If you are uncertain and are logged into your computer running Windows 8 or later you can quickly check using system information.
For a system with a Windows 7 installation that you plan to clean install Windows 10 on you can check your SMBIOS version but won't get Secure Boot state because its unsupported in Windows 7. If supported in your systems hardware you'll need to Enable the UEFI Boot and Secure Boot before Clean Installation. You'll be able to determine more by accessing your computers UEFI Boot Menu (see below).
If you are making your Bootable USB on another computer because the computer you are installing Windows 10 on cannot boot you'll be able to determine more by accessing your computers UEFI Boot Menu (see below).
Press [Windows] and [ r ];
This will bring up the run command:
In the run box type in
Then press ok.
If the BIOS Mode is set to UEFI and the Secure Boot state is set to On you are ready to make your Bootable USB.
If the BIOS Mode is set to Legacy and the Secure Boot state is set to Off or unsupported then you may wish to check the BIOS version and SMBIOS version.
- If your SMBIOS is 2.4 or less your computer will likely be unable to Boot from a USB and will be incompatible with Windows 10.
- If your SMBIOS is 2.5 then it is time to consider buying a new computer as your system is over a decade old however you should be able to install Windows 10 by configuring the USB for Legacy Boot options.
- If your SMBIOS is 2.6 then you won't have the ability to Enable Secure Boot however the system might have a UEFI Boot and if it does this should be Enabled by use of the UEFI BIOS Setup. See my UEFI Guide for instructions. Do not Enable the setting until you have finished making your Bootable USB as your old installation will not boot once the settings are changed.
- If your SMBIOS is 2.7 or later then you should Enable a UEFI Boot with Secure Boot. See my UEFI Guide for instructions. Do not Enable the setting until you have finished making your Bootable USB as your old installation will not boot once the settings are changed.
Check for a UEFI Boot with SecureBoot by using the UEFI Boot Menu
Power down your Dell and as you power it up press [F12].
This will take you to the Boot Menu, to the top it should state the Boot Mode and Secure Boot status:
If the Boot Mode is set to UEFI and Secure Boot is set to On then you are good to create your Bootable USB using the GPT Partition Scheme for UEFI and FAT32 File Format.
If the Boot Mode is set to Legacy and/or Secure Boot is set to Off then you should re-enable these technologies. If the system came with Windows 7 preinstalled these are the the typical settings as Windows 7 does not support Secure Boot. For more details see my UEFI guide.

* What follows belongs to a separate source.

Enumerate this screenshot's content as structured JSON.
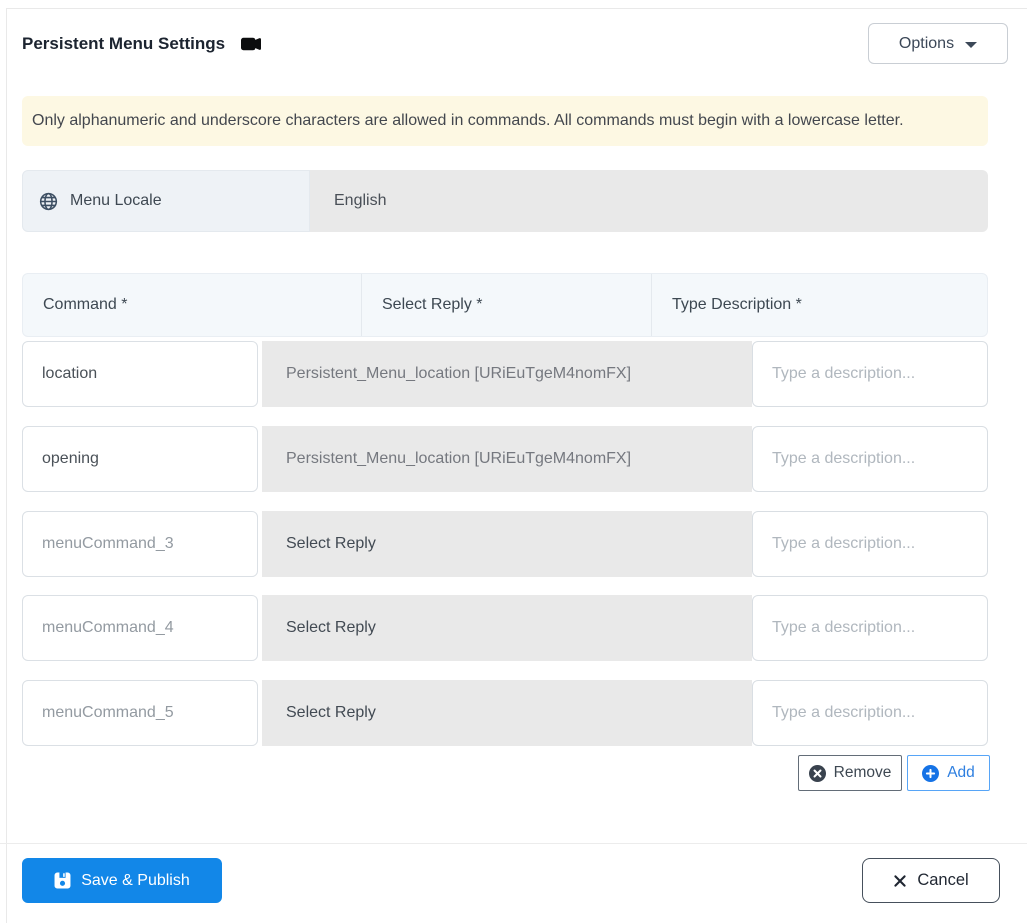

Do not Enable the setting until you have finished making your Bootable USB as your old installation will not boot once the settings are changed.
If there is no mention of Secure Boot but you see you have the options for a UEFI Boot then you likely have an early UEFI BIOS. You should Update your UEFI BIOS to the latest version (which in some cases may not be updated to include Secure Boot) and configure your Boot menu to use UEFI by default. For more details see my UEFI guide. Do not Enable the setting until you have finished making your Bootable USB as your old installation will not boot once the settings are changed.

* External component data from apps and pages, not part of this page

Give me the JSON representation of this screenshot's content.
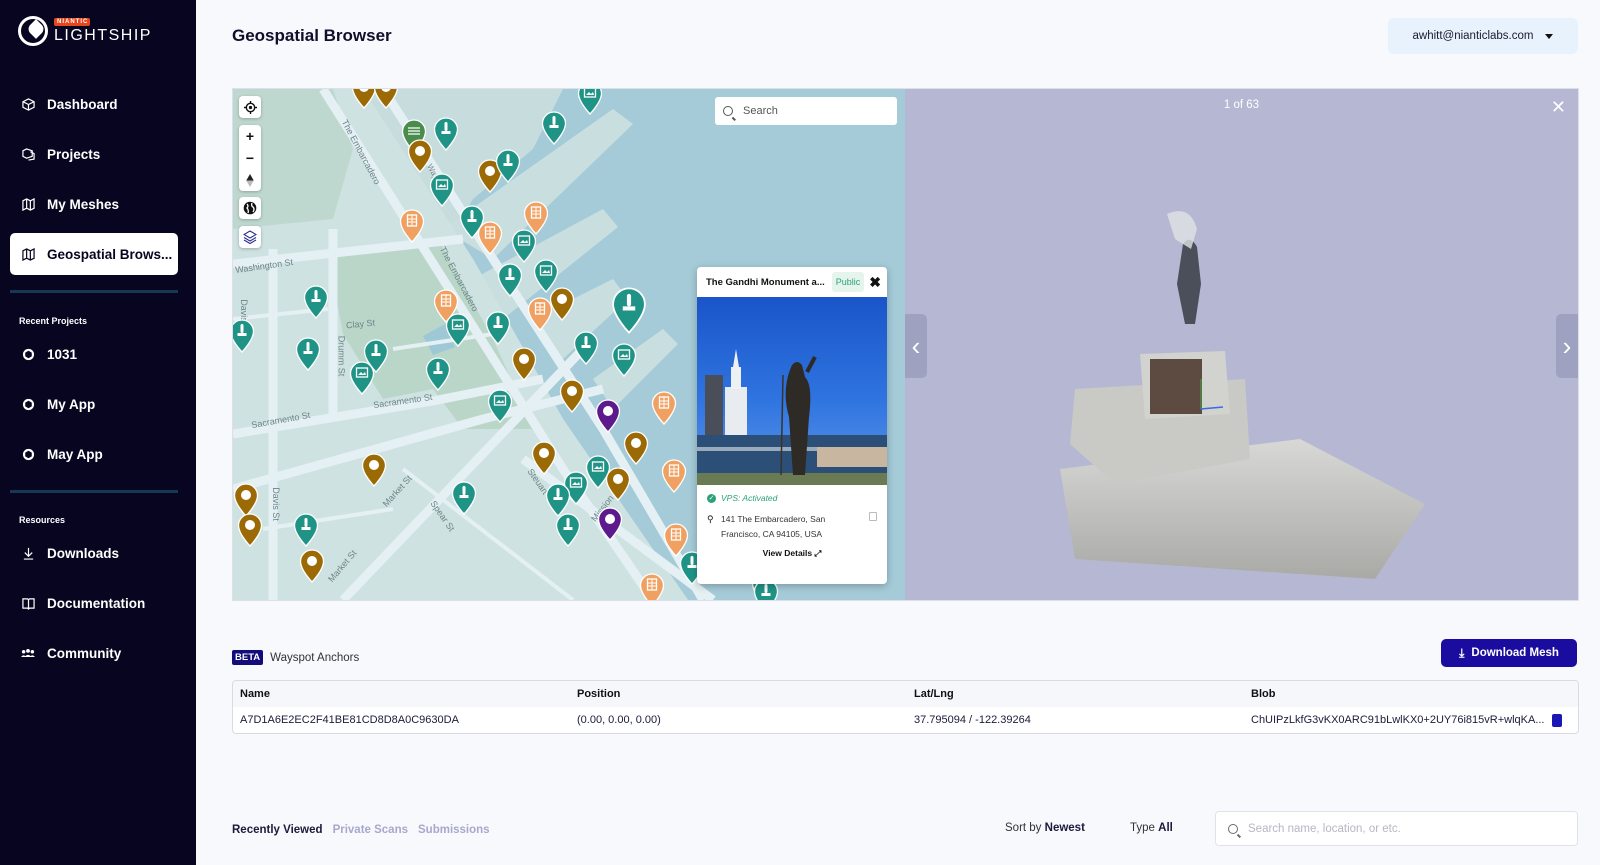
{
  "brand": {
    "badge": "NIANTIC",
    "name": "LIGHTSHIP"
  },
  "sidebar": {
    "main_items": [
      {
        "label": "Dashboard",
        "icon": "cube-icon",
        "active": false
      },
      {
        "label": "Projects",
        "icon": "cubes-icon",
        "active": false
      },
      {
        "label": "My Meshes",
        "icon": "map-icon",
        "active": false
      },
      {
        "label": "Geospatial Brows...",
        "icon": "map-icon",
        "active": true
      }
    ],
    "recent_label": "Recent Projects",
    "recent_items": [
      {
        "label": "1031",
        "icon": "unity-icon"
      },
      {
        "label": "My App",
        "icon": "unity-icon"
      },
      {
        "label": "May App",
        "icon": "unity-icon"
      }
    ],
    "resources_label": "Resources",
    "resource_items": [
      {
        "label": "Downloads",
        "icon": "download-icon"
      },
      {
        "label": "Documentation",
        "icon": "book-icon"
      },
      {
        "label": "Community",
        "icon": "people-icon"
      }
    ]
  },
  "header": {
    "title": "Geospatial Browser",
    "account": "awhitt@nianticlabs.com"
  },
  "map": {
    "search_placeholder": "Search",
    "controls": [
      "locate-icon",
      "zoom-in-icon",
      "zoom-out-icon",
      "compass-icon",
      "globe-icon",
      "layers-icon"
    ],
    "streets": [
      "The Embarcadero",
      "Herb Caen Way",
      "Washington St",
      "Clay St",
      "Drumm St",
      "Davis St",
      "Sacramento St",
      "Sacramento St",
      "The Embarcadero",
      "Market St",
      "Spear St",
      "Steuart St",
      "Mission St",
      "Davis St",
      "Market St"
    ],
    "colors": {
      "monument": "#1f9486",
      "gallery": "#1f9486",
      "generic": "#9c6a05",
      "building": "#f0a060",
      "special": "#5c1a8c",
      "park": "#4a8c4e"
    }
  },
  "popup": {
    "title": "The Gandhi Monument a...",
    "visibility": "Public",
    "vps_status": "VPS: Activated",
    "address_line1": "141 The Embarcadero, San",
    "address_line2": "Francisco, CA 94105, USA",
    "view_details": "View Details"
  },
  "preview": {
    "counter": "1 of 63",
    "prev_label": "‹",
    "next_label": "›",
    "close_label": "✕"
  },
  "anchors": {
    "badge": "BETA",
    "title": "Wayspot Anchors",
    "download_label": "Download Mesh",
    "columns": [
      "Name",
      "Position",
      "Lat/Lng",
      "Blob"
    ],
    "rows": [
      {
        "name": "A7D1A6E2EC2F41BE81CD8D8A0C9630DA",
        "position": "(0.00, 0.00, 0.00)",
        "latlng": "37.795094 / -122.39264",
        "blob": "ChUIPzLkfG3vKX0ARC91bLwlKX0+2UY76i815vR+wlqKA..."
      }
    ]
  },
  "bottom": {
    "tabs": [
      {
        "label": "Recently Viewed",
        "active": true
      },
      {
        "label": "Private Scans",
        "active": false
      },
      {
        "label": "Submissions",
        "active": false
      }
    ],
    "sort_label": "Sort by",
    "sort_value": "Newest",
    "type_label": "Type",
    "type_value": "All",
    "search_placeholder": "Search name, location, or etc."
  }
}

If there is no mention of UEFI or Legacy on this menu you likely have a computer older than the advent of UEFI with a Legacy only BIOS. You should consider getting newer hardware however if you wish to install Windows 10 on your older system create your Bootable USB using the MBR Partition Scheme for BIOS or UEFI-CSM and NTFS File Format.
Creating the Bootable USB
Once you have selected the correct Partition scheme and File system for your computer. Click start to make your Bootable USB:
Select ok to format your USB Flash Drive.
Now it is a case of just waiting for Rufus to make the Bootable USB:
When its finished the green bar will be full and it will say Ready:
You may now close Rufus and you have a Windows 10 Bootable USB. You can use the setup.exe on the Bootable USB to perform an inplace upgrade from an older build of Windows 10 or use it to perform a clean install. For more details see Clean Installing Windows 10 RS3/Version 1709/Creator’s Update with UEFI and Secure Boot.